Monica’s Payday Cake Recipe

Long time, no post! I’ve been busy dabbling in new hobbies and adventures. Last month I went with a friend who is starting an online business to an ecommerce conference, and it opened my eyes to a whole new world of online possibilities beyond blogging! Continue reading

Chai Tea Latte Recipe

With the cooler weather coming in, few things are more refreshing than a steaming cup of tea. Green tea, black tea, herbal tea, white tea, oolong tea… I like them all! Chai tea is one of my favorites, though chai actually just means tea in many other languages. Chai in the states usually refers to black tea brewed with herbs and spices, which is the recipe I am giving here. Continue reading

Pumpkin Recipe

The first time I made this recipe was over the summer even though pumpkin muffins are associated with autumn. Still, when I saw this recipe I couldn’t resist giving it a try. And I’m glad I did! This recipe is a staple favorite now and I use it to make the flavors of fall year-round.  Continue reading

Need To Boost Your Vitamin B12 Levels? Try These Recipes

Health and nutrition are becoming an important factor is the diets of people across the globe. With this new focus on what we eat and how it affects us comes the realization that there is a nutrient deficiency problem silently affecting many people.

Vitamin B12 is a lesser thought of vitamin that helps to combat mental health problems, fatigue, anemia, and stomach issues. If you become deficient in Vitamin B12, you can lose cognitive function, damage your central nervous system, become fatigued and anemic, and develop depression. Continue reading

Oatmeal Cherry Cookies

For the last few weeks I have been on a bit of a cookie kick. I already have most of the stock ingredients like sugar, flour, baking soda, and the like laying around, so I have been doing a bit of experimenting. The recipe that follows was me trying to balance my desire to be healthy with my sweet tooth but the sugar and butter in these cookies aren’t exactly healthy. They’re still delicious though! (No surprises there…) Continue reading

Vegetarian Lasagna Southwestern Style

Recently I met up for lunch with a vegetarian friend of mine. She is health and cost-conscious (successfully so, I might add) so she makes meals at home over the weekend to freeze for the week ahead. She told me about what she made in her last round of cooking and it sounded so awesome that I asked for the recipe to share here.

So I bring you… Vegetarian lasagna, Southwestern style! The beans, corn, cheese, and salsa layered between classic lasagna sheets give this dish a Mexican flavor.
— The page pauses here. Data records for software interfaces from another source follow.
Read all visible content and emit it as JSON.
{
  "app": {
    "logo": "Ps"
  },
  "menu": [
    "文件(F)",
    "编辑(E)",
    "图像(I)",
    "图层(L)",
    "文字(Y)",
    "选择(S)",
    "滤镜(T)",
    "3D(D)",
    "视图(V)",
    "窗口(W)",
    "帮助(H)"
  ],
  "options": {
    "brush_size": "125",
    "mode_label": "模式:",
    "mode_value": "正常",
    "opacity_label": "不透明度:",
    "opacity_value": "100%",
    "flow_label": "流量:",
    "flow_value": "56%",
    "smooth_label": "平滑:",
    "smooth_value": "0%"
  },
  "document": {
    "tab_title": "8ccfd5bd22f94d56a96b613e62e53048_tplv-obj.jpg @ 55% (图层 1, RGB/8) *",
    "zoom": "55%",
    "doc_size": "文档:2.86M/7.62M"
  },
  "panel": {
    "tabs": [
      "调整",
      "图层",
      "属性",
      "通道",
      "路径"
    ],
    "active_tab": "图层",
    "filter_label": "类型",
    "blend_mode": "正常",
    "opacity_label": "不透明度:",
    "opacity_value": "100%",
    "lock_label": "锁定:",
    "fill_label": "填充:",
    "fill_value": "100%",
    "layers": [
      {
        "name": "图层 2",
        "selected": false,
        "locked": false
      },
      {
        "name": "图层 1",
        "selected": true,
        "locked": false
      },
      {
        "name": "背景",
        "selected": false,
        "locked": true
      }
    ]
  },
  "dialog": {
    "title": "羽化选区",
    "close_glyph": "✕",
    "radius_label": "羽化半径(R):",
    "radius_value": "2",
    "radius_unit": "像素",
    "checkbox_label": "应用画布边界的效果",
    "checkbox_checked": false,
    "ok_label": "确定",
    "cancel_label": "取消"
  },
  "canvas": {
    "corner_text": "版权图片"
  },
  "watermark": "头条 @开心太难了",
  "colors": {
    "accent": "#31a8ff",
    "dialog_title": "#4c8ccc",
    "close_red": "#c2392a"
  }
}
Whether you are vegetarian or not it is certainly worth trying. Continue reading

Priority One Clearing Shares Magazines For The Taste Buds

If you are guilty of watching Food Network on a daily basis, you have indeed earned the foodie label. We recently learned the folks at Priority One Clearing Services are fellow foodies too. Although, the Priority One Clearing staff doesn’t need to visit restaurants and attempt to dissect each seasoning nuance. All they have to do is select a food magazine from their subscription options. Continue reading